I enjoyed it. I met Hattie Hayridge, who is a neighbour of mine, and we’re friends now. William Shatner was value for money. I had breakfast with Gareth Thomas. Angela Rippon was lovely. Bruce Dickinson was interesting. I’ve worked several times with Craig Charles. Oh, and I’m a semi-regular on Fred Macaulay’s Radio Scotland show off the back of it. Oddly, it wasn’t a particularly successful show.

Lots of sci-fi alumnus have appeared in the new Doctor Who, if offered a role would you? Or how about penning an episode?

No one’s ever asked me to be on or write Doctor Who. Steven Moffat did fetch me a drink at an awards ceremony last year, though. And I did write a Doctor Who novella.

You’ve won numerous awards, including the Bram Stoker Award and also had a short story sent to Mars, is there one that means the most to you and why?

Awards are nice, but I try not to take them too seriously. All systems of voting – jury, popular ballot, random name out of a hat – have fatal flaws.

For many people you are almost like the real life Peter Vincent, have you ever fancied your own Moviedrome style slot or documentary like the recent Mark Gatiss horror one on BBC 3?

I did do Moviedrome – a Mario Baya double bill. I’ve also written and fronted documentaries (for radio and TV). I’m not sure at the moment I’d have the time to make a commitment to a series.

What’s next for Kim Newman?

The Anno Dracula series is coming out again (from Titan) in expanded editions over the next few years, including the long-announced fourth volume, Johnny Alucard.

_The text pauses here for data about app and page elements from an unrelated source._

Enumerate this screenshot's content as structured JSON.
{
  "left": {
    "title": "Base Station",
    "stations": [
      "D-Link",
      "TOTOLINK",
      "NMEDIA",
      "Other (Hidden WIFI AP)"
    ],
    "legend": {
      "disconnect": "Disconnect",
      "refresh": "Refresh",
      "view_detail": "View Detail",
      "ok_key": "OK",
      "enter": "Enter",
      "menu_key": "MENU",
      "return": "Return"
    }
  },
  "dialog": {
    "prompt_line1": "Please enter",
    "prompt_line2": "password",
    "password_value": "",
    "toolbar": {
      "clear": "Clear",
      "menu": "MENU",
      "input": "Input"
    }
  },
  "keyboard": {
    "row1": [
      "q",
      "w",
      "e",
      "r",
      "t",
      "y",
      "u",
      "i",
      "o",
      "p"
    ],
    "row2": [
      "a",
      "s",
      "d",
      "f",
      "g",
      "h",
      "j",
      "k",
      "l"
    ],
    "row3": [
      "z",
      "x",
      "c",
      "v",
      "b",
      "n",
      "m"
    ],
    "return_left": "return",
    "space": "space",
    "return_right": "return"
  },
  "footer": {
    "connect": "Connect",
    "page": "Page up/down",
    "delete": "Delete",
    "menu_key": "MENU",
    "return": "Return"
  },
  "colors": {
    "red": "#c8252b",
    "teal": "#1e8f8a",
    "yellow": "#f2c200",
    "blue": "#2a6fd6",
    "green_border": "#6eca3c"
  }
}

Also from Titan, I’ve got The Hound of the d’ Ubervilles, a book about Professor Moriarty, due out this Autumn.

Also, can we expect to see another volume of Nightmare Movies covering the last 20-odd years since that very first influential instalment?

Yes, there is a new edition (essentially, the old book and a new one covering the last twenty years added on to it) out from Bloomsbury.

Nightmare Movies: Horror on Screen Since the 1960s is released on April 18th.